• EXERCISE OBJECTIVE: Please report how many lines of the listing contain the string "Small", giving the number only.

--- START ---

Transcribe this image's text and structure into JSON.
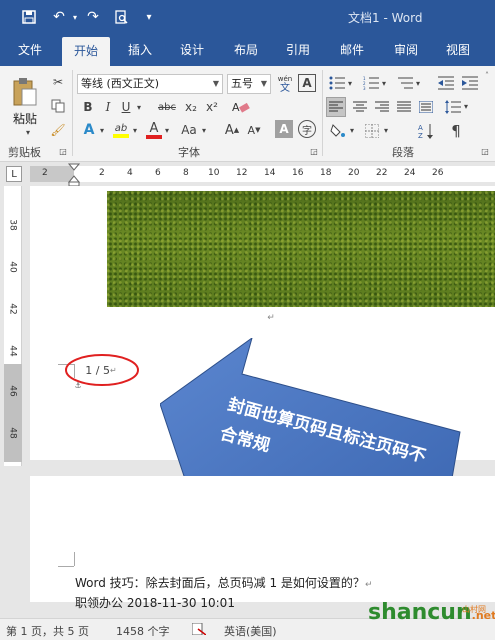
{
  "window": {
    "title": "文档1  -  Word"
  },
  "quick_access": {
    "save_icon": "save-icon",
    "undo_icon": "undo-icon",
    "redo_icon": "redo-icon",
    "preview_icon": "print-preview-icon",
    "customize_icon": "customize-icon"
  },
  "tabs": [
    "文件",
    "开始",
    "插入",
    "设计",
    "布局",
    "引用",
    "邮件",
    "审阅",
    "视图"
  ],
  "ribbon": {
    "clipboard": {
      "paste_label": "粘贴",
      "group_label": "剪贴板"
    },
    "font": {
      "font_name": "等线 (西文正文)",
      "font_size": "五号",
      "wen_label": "wén",
      "wen_char": "文",
      "box_a": "A",
      "bold": "B",
      "italic": "I",
      "underline": "U",
      "strike": "abc",
      "sub": "x₂",
      "sup": "x²",
      "text_effect": "A",
      "highlight": "ab",
      "font_color": "A",
      "change_case": "Aa",
      "grow": "A",
      "shrink": "A",
      "char_shade": "A",
      "enclose": "字",
      "group_label": "字体"
    },
    "paragraph": {
      "group_label": "段落"
    }
  },
  "ruler": {
    "h_labels": [
      "2",
      "2",
      "4",
      "6",
      "8",
      "10",
      "12",
      "14",
      "16",
      "18",
      "20",
      "22",
      "24",
      "26"
    ],
    "v_labels": [
      "38",
      "40",
      "42",
      "44",
      "46",
      "48"
    ]
  },
  "document": {
    "page_number_text": "1 / 5",
    "callout_text": "封面也算页码且标注页码不合常规",
    "body_line1": "Word 技巧：除去封面后，总页码减 1 是如何设置的？",
    "body_line2": "职领办公 2018-11-30 10:01"
  },
  "statusbar": {
    "page": "第 1 页，共 5 页",
    "words": "1458 个字",
    "lang": "英语(美国)"
  },
  "watermark": {
    "text": "shancun",
    "suffix": ".net",
    "cn": "山村网"
  }
}
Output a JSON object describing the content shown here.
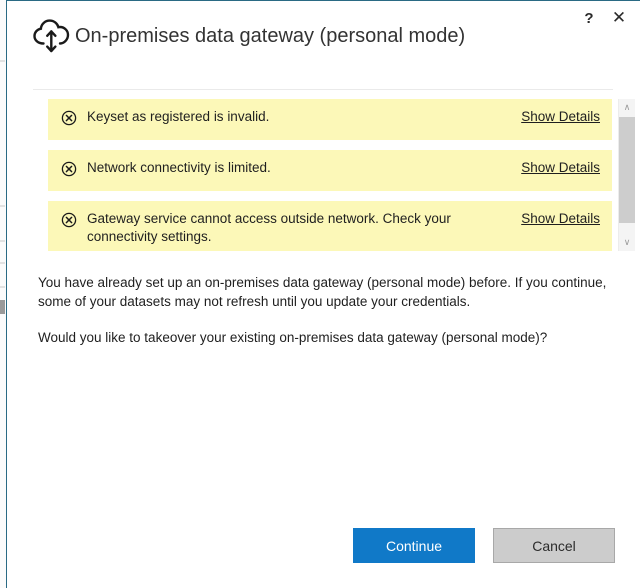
{
  "window": {
    "title": "On-premises data gateway (personal mode)",
    "brand_icon": "cloud-upload-download-icon",
    "help_label": "?",
    "close_label": "✕",
    "accent_color": "#1079c8",
    "border_color": "#2a6a84"
  },
  "notifications": {
    "warning_bg": "#fcf8b8",
    "items": [
      {
        "icon": "error-circle-x-icon",
        "message": "Keyset as registered is invalid.",
        "link_label": "Show Details"
      },
      {
        "icon": "error-circle-x-icon",
        "message": "Network connectivity is limited.",
        "link_label": "Show Details"
      },
      {
        "icon": "error-circle-x-icon",
        "message": "Gateway service cannot access outside network. Check your connectivity settings.",
        "link_label": "Show Details"
      }
    ],
    "scrollbar": {
      "up_arrow": "∧",
      "down_arrow": "∨"
    }
  },
  "body": {
    "paragraphs": [
      "You have already set up an on-premises data gateway (personal mode) before. If you continue, some of your datasets may not refresh until you update your credentials.",
      "Would you like to takeover your existing on-premises data gateway (personal mode)?"
    ]
  },
  "footer": {
    "continue_label": "Continue",
    "cancel_label": "Cancel"
  }
}
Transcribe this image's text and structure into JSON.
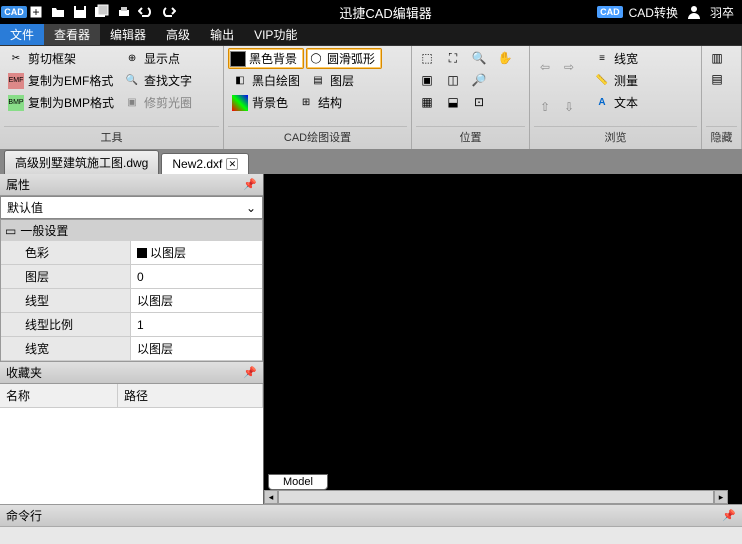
{
  "title": "迅捷CAD编辑器",
  "titlebar_right": {
    "badge": "CAD",
    "convert": "CAD转换",
    "user": "羽卒"
  },
  "menu": {
    "file": "文件",
    "viewer": "查看器",
    "editor": "编辑器",
    "advanced": "高级",
    "output": "输出",
    "vip": "VIP功能"
  },
  "ribbon": {
    "group_tools": {
      "label": "工具",
      "clip_frame": "剪切框架",
      "copy_emf": "复制为EMF格式",
      "copy_bmp": "复制为BMP格式",
      "show_point": "显示点",
      "find_text": "查找文字",
      "trim_aperture": "修剪光圈"
    },
    "group_cad": {
      "label": "CAD绘图设置",
      "black_bg": "黑色背景",
      "smooth_arc": "圆滑弧形",
      "bw_draw": "黑白绘图",
      "layer": "图层",
      "bg_color": "背景色",
      "structure": "结构"
    },
    "group_pos": {
      "label": "位置"
    },
    "group_browse": {
      "label": "浏览",
      "linewidth": "线宽",
      "measure": "测量",
      "text": "文本"
    },
    "group_hide": {
      "label": "隐藏"
    }
  },
  "doctabs": {
    "tab1": "高级别墅建筑施工图.dwg",
    "tab2": "New2.dxf"
  },
  "props": {
    "title": "属性",
    "default": "默认值",
    "section": "一般设置",
    "rows": {
      "color": {
        "k": "色彩",
        "v": "以图层"
      },
      "layer": {
        "k": "图层",
        "v": "0"
      },
      "linetype": {
        "k": "线型",
        "v": "以图层"
      },
      "linescale": {
        "k": "线型比例",
        "v": "1"
      },
      "linewidth": {
        "k": "线宽",
        "v": "以图层"
      }
    }
  },
  "fav": {
    "title": "收藏夹",
    "col_name": "名称",
    "col_path": "路径"
  },
  "model_tab": "Model",
  "cmd": {
    "title": "命令行"
  }
}
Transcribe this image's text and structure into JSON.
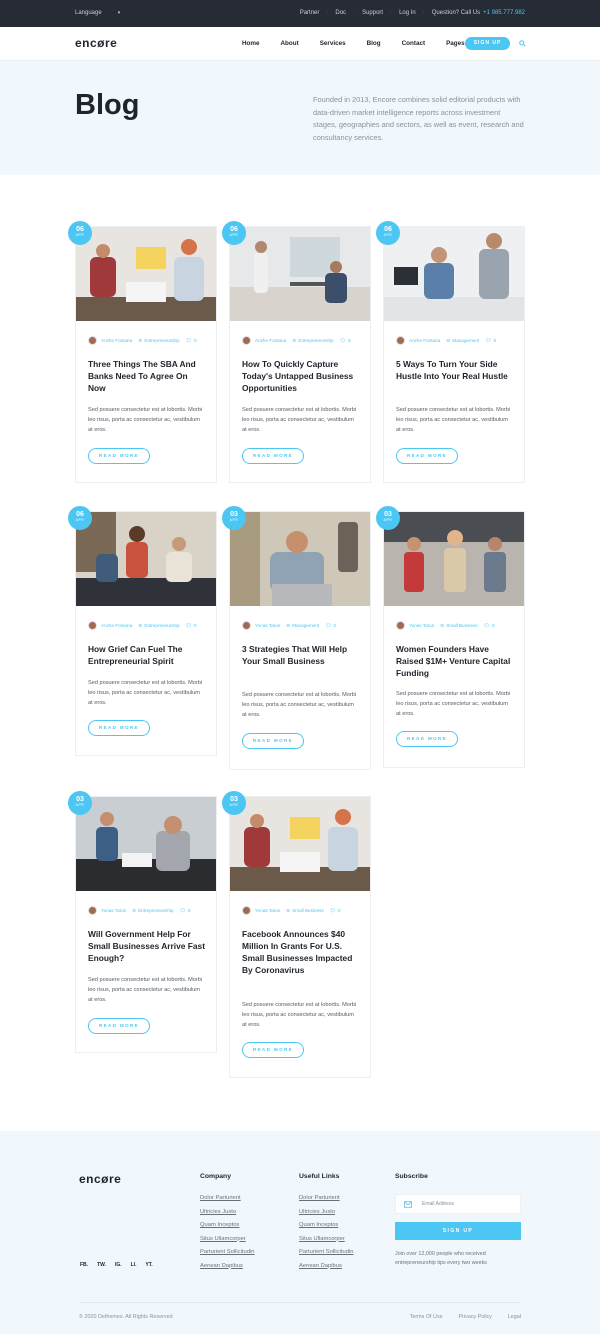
{
  "topbar": {
    "language": "Language",
    "links": [
      "Partner",
      "Doc",
      "Support",
      "Log In"
    ],
    "question": "Question? Call Us",
    "phone": "+1 985.777.982"
  },
  "header": {
    "logo": "encøre",
    "nav": [
      "Home",
      "About",
      "Services",
      "Blog",
      "Contact"
    ],
    "pages": "Pages",
    "signup": "SIGN UP"
  },
  "hero": {
    "title": "Blog",
    "description": "Founded in 2013, Encore combines solid editorial products with data-driven market intelligence reports across investment stages, geographies and sectors, as well as event, research and consultancy services."
  },
  "posts": [
    {
      "day": "06",
      "month": "APR",
      "author": "Anzhe Fontana",
      "category": "Entrepreneurship",
      "comments": "0",
      "title": "Three Things The SBA And Banks Need To Agree On Now",
      "excerpt": "Sed posuere consectetur est at lobortis. Morbi leo risus, porta ac consectetur ac, vestibulum at eros.",
      "cta": "READ MORE"
    },
    {
      "day": "06",
      "month": "APR",
      "author": "Anzhe Fontana",
      "category": "Entrepreneurship",
      "comments": "0",
      "title": "How To Quickly Capture Today's Untapped Business Opportunities",
      "excerpt": "Sed posuere consectetur est at lobortis. Morbi leo risus, porta ac consectetur ac, vestibulum at eros.",
      "cta": "READ MORE"
    },
    {
      "day": "06",
      "month": "APR",
      "author": "Anzhe Fontana",
      "category": "Management",
      "comments": "0",
      "title": "5 Ways To Turn Your Side Hustle Into Your Real Hustle",
      "excerpt": "Sed posuere consectetur est at lobortis. Morbi leo risus, porta ac consectetur ac, vestibulum at eros.",
      "cta": "READ MORE"
    },
    {
      "day": "06",
      "month": "APR",
      "author": "Anzhe Fontana",
      "category": "Entrepreneurship",
      "comments": "0",
      "title": "How Grief Can Fuel The Entrepreneurial Spirit",
      "excerpt": "Sed posuere consectetur est at lobortis. Morbi leo risus, porta ac consectetur ac, vestibulum at eros.",
      "cta": "READ MORE"
    },
    {
      "day": "03",
      "month": "APR",
      "author": "Yonas Tarus",
      "category": "Management",
      "comments": "0",
      "title": "3 Strategies That Will Help Your Small Business",
      "excerpt": "Sed posuere consectetur est at lobortis. Morbi leo risus, porta ac consectetur ac, vestibulum at eros.",
      "cta": "READ MORE"
    },
    {
      "day": "03",
      "month": "APR",
      "author": "Yonas Tarus",
      "category": "Small Business",
      "comments": "0",
      "title": "Women Founders Have Raised $1M+ Venture Capital Funding",
      "excerpt": "Sed posuere consectetur est at lobortis. Morbi leo risus, porta ac consectetur ac, vestibulum at eros.",
      "cta": "READ MORE"
    },
    {
      "day": "03",
      "month": "APR",
      "author": "Yonas Tarus",
      "category": "Entrepreneurship",
      "comments": "0",
      "title": "Will Government Help For Small Businesses Arrive Fast Enough?",
      "excerpt": "Sed posuere consectetur est at lobortis. Morbi leo risus, porta ac consectetur ac, vestibulum at eros.",
      "cta": "READ MORE"
    },
    {
      "day": "03",
      "month": "APR",
      "author": "Yonas Tarus",
      "category": "Small Business",
      "comments": "0",
      "title": "Facebook Announces $40 Million In Grants For U.S. Small Businesses Impacted By Coronavirus",
      "excerpt": "Sed posuere consectetur est at lobortis. Morbi leo risus, porta ac consectetur ac, vestibulum at eros.",
      "cta": "READ MORE"
    }
  ],
  "footer": {
    "logo": "encøre",
    "social": [
      "FB.",
      "TW.",
      "IG.",
      "LI.",
      "YT."
    ],
    "company": {
      "heading": "Company",
      "links": [
        "Dolor Parturient",
        "Ultricies Justo",
        "Quam Inceptos",
        "Situs Ullamcorper",
        "Parturient Sollicitudin",
        "Aenean Dapibus"
      ]
    },
    "useful": {
      "heading": "Useful Links",
      "links": [
        "Dolor Parturient",
        "Ultricies Justo",
        "Quam Inceptos",
        "Situs Ullamcorper",
        "Parturient Sollicitudin",
        "Aenean Dapibus"
      ]
    },
    "subscribe": {
      "heading": "Subscribe",
      "placeholder": "Email Address",
      "button": "SIGN UP",
      "note": "Join over 12,000 people who received entrepreneurship tips every two weeks"
    },
    "copyright": "© 2020 Dethemes. All Rights Reserved",
    "legal": [
      "Terms Of Use",
      "Privacy Policy",
      "Legal"
    ]
  },
  "colors": {
    "accent": "#4cc6f2",
    "dark": "#262b35",
    "hero_bg": "#f1f8fd"
  }
}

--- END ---

• WRITTEN RESPONSE: 5